Can I say it’s a delight for me to share the hosting of this lunch with the British Prime Minister and to you Tony and your wife Cherie we bid a very special welcome. I’m also delighted that Peter Bartells, the Chairman of the Australian Sports Commission, is here



and he will be playing an increasingly active and participatory role in the activities of the Commonwealth Games. And that indefatigable organiser of special events sporting and otherwise, Ron Walker, who of course is responsible for the organisation of the Commonwealth Games in Melbourne in 2006.

Ladies and gentlemen welcome to this sports lunch. The cause of sport in the Commonwealth is a great cause and we all remember the Gleneagles Declaration which made it absolutely clear that it was a fundamental principle of sport within the Commonwealth that it should be conducted in circumstances where there was absolutely no discrimination or prejudice on account of race, ethnicity or other variation in background.

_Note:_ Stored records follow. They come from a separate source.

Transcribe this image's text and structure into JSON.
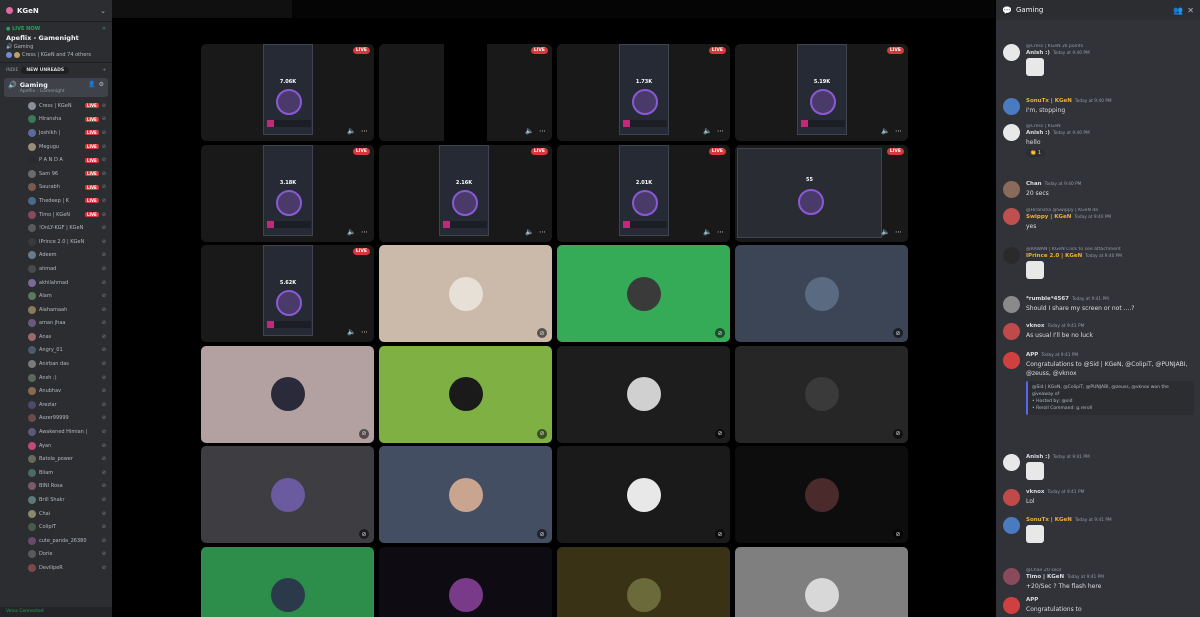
{
  "server": {
    "name": "KGeN"
  },
  "live_now": {
    "label": "LIVE NOW",
    "title": "Apeflix - Gamenight",
    "channel": "Gaming",
    "watchers": "Cress | KGeN and 74 others"
  },
  "category": {
    "label": "INDIE",
    "new_unreads": "NEW UNREADS"
  },
  "voice_channel": {
    "name": "Gaming",
    "desc": "Apeflix - Gamenight"
  },
  "live_badge": "LIVE",
  "users": [
    {
      "name": "Cress | KGeN",
      "live": true,
      "color": "#8a8f98"
    },
    {
      "name": "Hiransha",
      "live": true,
      "color": "#3a7a5a"
    },
    {
      "name": "Joshikh |",
      "live": true,
      "color": "#5a6a9a"
    },
    {
      "name": "Megugu",
      "live": true,
      "color": "#9a8a7a"
    },
    {
      "name": "P A N D A",
      "live": true,
      "color": "#2a2a2a"
    },
    {
      "name": "Sam 96",
      "live": true,
      "color": "#6a6a6a"
    },
    {
      "name": "Saurabh",
      "live": true,
      "color": "#7a5a4a"
    },
    {
      "name": "Thedeep | K",
      "live": true,
      "color": "#4a6a8a"
    },
    {
      "name": "Timo | KGeN",
      "live": true,
      "color": "#8a4a5a"
    },
    {
      "name": "!OnLY-KGF | KGeN",
      "live": false,
      "color": "#5a5a5a"
    },
    {
      "name": "IPrince 2.0 | KGeN",
      "live": false,
      "color": "#3a3a3a"
    },
    {
      "name": "Adeem",
      "live": false,
      "color": "#6a7a8a"
    },
    {
      "name": "ahmad",
      "live": false,
      "color": "#4a4a4a"
    },
    {
      "name": "akhilahmad",
      "live": false,
      "color": "#7a6a9a"
    },
    {
      "name": "Alam",
      "live": false,
      "color": "#5a7a5a"
    },
    {
      "name": "Alahamaah",
      "live": false,
      "color": "#8a7a5a"
    },
    {
      "name": "aman jhaa",
      "live": false,
      "color": "#6a5a7a"
    },
    {
      "name": "Anas",
      "live": false,
      "color": "#9a6a6a"
    },
    {
      "name": "Angry_01",
      "live": false,
      "color": "#4a5a6a"
    },
    {
      "name": "Anirban das",
      "live": false,
      "color": "#7a7a7a"
    },
    {
      "name": "Ansh :)",
      "live": false,
      "color": "#5a6a5a"
    },
    {
      "name": "Anubhav",
      "live": false,
      "color": "#8a6a4a"
    },
    {
      "name": "Arezlar",
      "live": false,
      "color": "#4a4a6a"
    },
    {
      "name": "Aszer99999",
      "live": false,
      "color": "#6a4a4a"
    },
    {
      "name": "Awakened Himian |",
      "live": false,
      "color": "#5a5a7a"
    },
    {
      "name": "Ayan",
      "live": false,
      "color": "#c04a7a"
    },
    {
      "name": "Batola_power",
      "live": false,
      "color": "#6a6a5a"
    },
    {
      "name": "Bilam",
      "live": false,
      "color": "#4a6a6a"
    },
    {
      "name": "BINI Rosa",
      "live": false,
      "color": "#7a5a6a"
    },
    {
      "name": "Brill Shakr",
      "live": false,
      "color": "#5a7a7a"
    },
    {
      "name": "Chai",
      "live": false,
      "color": "#8a8a6a"
    },
    {
      "name": "ColipiT",
      "live": false,
      "color": "#4a5a4a"
    },
    {
      "name": "cute_panda_26380",
      "live": false,
      "color": "#6a4a6a"
    },
    {
      "name": "Dorie",
      "live": false,
      "color": "#5a5a5a"
    },
    {
      "name": "DevilipeR",
      "live": false,
      "color": "#7a4a4a"
    }
  ],
  "voice_connected": "Voice Connected",
  "tiles": [
    {
      "kind": "stream",
      "live": true,
      "stat": "7.06K"
    },
    {
      "kind": "blank",
      "live": true,
      "stat": ""
    },
    {
      "kind": "stream",
      "live": true,
      "stat": "1.73K"
    },
    {
      "kind": "stream",
      "live": true,
      "stat": "5.19K"
    },
    {
      "kind": "stream",
      "live": true,
      "stat": "3.18K"
    },
    {
      "kind": "stream",
      "live": true,
      "stat": "2.16K"
    },
    {
      "kind": "stream",
      "live": true,
      "stat": "2.01K"
    },
    {
      "kind": "desktop",
      "live": true,
      "stat": "55"
    },
    {
      "kind": "stream",
      "live": true,
      "stat": "5.62K"
    },
    {
      "kind": "cam",
      "bg": "#cbb9aa",
      "av": "#e6e0d6"
    },
    {
      "kind": "cam",
      "bg": "#35ab57",
      "av": "#3a3a3a"
    },
    {
      "kind": "cam",
      "bg": "#3b4556",
      "av": "#5a6a80"
    },
    {
      "kind": "cam",
      "bg": "#b3a0a1",
      "av": "#2a2a3a"
    },
    {
      "kind": "cam",
      "bg": "#7fb043",
      "av": "#1a1a1a"
    },
    {
      "kind": "cam",
      "bg": "#1d1d1d",
      "av": "#d0d0d0"
    },
    {
      "kind": "cam",
      "bg": "#262626",
      "av": "#3a3a3a"
    },
    {
      "kind": "cam",
      "bg": "#3e3d42",
      "av": "#6a5aa0"
    },
    {
      "kind": "cam",
      "bg": "#434e62",
      "av": "#c9a590"
    },
    {
      "kind": "cam",
      "bg": "#1a1a1a",
      "av": "#e8e8e8"
    },
    {
      "kind": "cam",
      "bg": "#0d0d0d",
      "av": "#4a2a2a"
    },
    {
      "kind": "cam",
      "bg": "#2c8e4a",
      "av": "#2a3a4a"
    },
    {
      "kind": "cam",
      "bg": "#0e0c12",
      "av": "#7a3a8a"
    },
    {
      "kind": "cam",
      "bg": "#3a3214",
      "av": "#6a6a3a"
    },
    {
      "kind": "cam",
      "bg": "#7f7f7f",
      "av": "#d8d8d8"
    }
  ],
  "chat": {
    "channel": "Gaming",
    "messages": [
      {
        "reply": "@Cress | KGeN 2k points",
        "name": "Anish :)",
        "nameColor": "#dbdee1",
        "time": "Today at 9:40 PM",
        "text": "",
        "image": true,
        "av": "#e8e8e8"
      },
      {
        "reply": "",
        "name": "SonuTx | KGeN",
        "nameColor": "#f0b232",
        "time": "Today at 9:40 PM",
        "text": "I'm, stopping",
        "image": false,
        "av": "#4a7ac0"
      },
      {
        "reply": "@Cress | KGeN",
        "name": "Anish :)",
        "nameColor": "#dbdee1",
        "time": "Today at 9:40 PM",
        "text": "hello",
        "image": false,
        "av": "#e8e8e8",
        "reaction": "1"
      },
      {
        "reply": "",
        "name": "Chan",
        "nameColor": "#dbdee1",
        "time": "Today at 9:40 PM",
        "text": "20 secs",
        "image": false,
        "av": "#8a6a5a"
      },
      {
        "reply": "@Hiransha @Swippy | KGeN da",
        "name": "Swippy | KGeN",
        "nameColor": "#f0b232",
        "time": "Today at 9:40 PM",
        "text": "yes",
        "image": false,
        "av": "#c05050"
      },
      {
        "reply": "@RAWAN | KGeN Click to see attachment",
        "name": "IPrince 2.0 | KGeN",
        "nameColor": "#f0b232",
        "time": "Today at 9:40 PM",
        "text": "",
        "image": true,
        "av": "#2a2a2a"
      },
      {
        "reply": "",
        "name": "*rumble*4567",
        "nameColor": "#dbdee1",
        "time": "Today at 9:41 PM",
        "text": "Should I share my screen or not ....?",
        "image": false,
        "av": "#8a8a8a"
      },
      {
        "reply": "",
        "name": "vknox",
        "nameColor": "#dbdee1",
        "time": "Today at 9:41 PM",
        "text": "As usual I'll be no luck",
        "image": false,
        "av": "#c04a4a"
      },
      {
        "reply": "",
        "name": "APP",
        "nameColor": "#dbdee1",
        "time": "Today at 9:41 PM",
        "text": "Congratulations to @Sid | KGeN, @ColipiT, @PUNJABI, @zeuss, @vknox",
        "image": false,
        "av": "#d04040",
        "embed": [
          "@Sid | KGeN, @ColipiT, @PUNJABI, @zeuss, @vknox won the giveaway of",
          "• Hosted by: @sid",
          "• Reroll Command: g.reroll"
        ]
      },
      {
        "reply": "",
        "name": "Anish :)",
        "nameColor": "#dbdee1",
        "time": "Today at 9:41 PM",
        "text": "",
        "image": true,
        "av": "#e8e8e8"
      },
      {
        "reply": "",
        "name": "vknox",
        "nameColor": "#dbdee1",
        "time": "Today at 9:41 PM",
        "text": "Lol",
        "image": false,
        "av": "#c04a4a"
      },
      {
        "reply": "",
        "name": "SonuTx | KGeN",
        "nameColor": "#f0b232",
        "time": "Today at 9:41 PM",
        "text": "",
        "image": true,
        "av": "#4a7ac0"
      },
      {
        "reply": "@Chan 20 secs",
        "name": "Timo | KGeN",
        "nameColor": "#dbdee1",
        "time": "Today at 9:41 PM",
        "text": "+20/Sec ? The flash here",
        "image": false,
        "av": "#8a4a5a"
      },
      {
        "reply": "",
        "name": "APP",
        "nameColor": "#dbdee1",
        "time": "",
        "text": "Congratulations to",
        "image": false,
        "av": "#d04040"
      }
    ]
  }
}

But ladies and gentlemen, welcome to this lunch. It’s a gesture of support from the Commonwealth to the Games in Manchester and four years after that to the Games in Melbourne. And to our British friends can I say we wish you well in organising the Games. We wish it a great success. We suspend judgement on who should win the various events if they’re not Australian successes. But we know that it will be organised in the true tradition of Commonwealth sport and I’m delighted to have this opportunity of hosting this lunch with the British Prime Minister.

Thank you.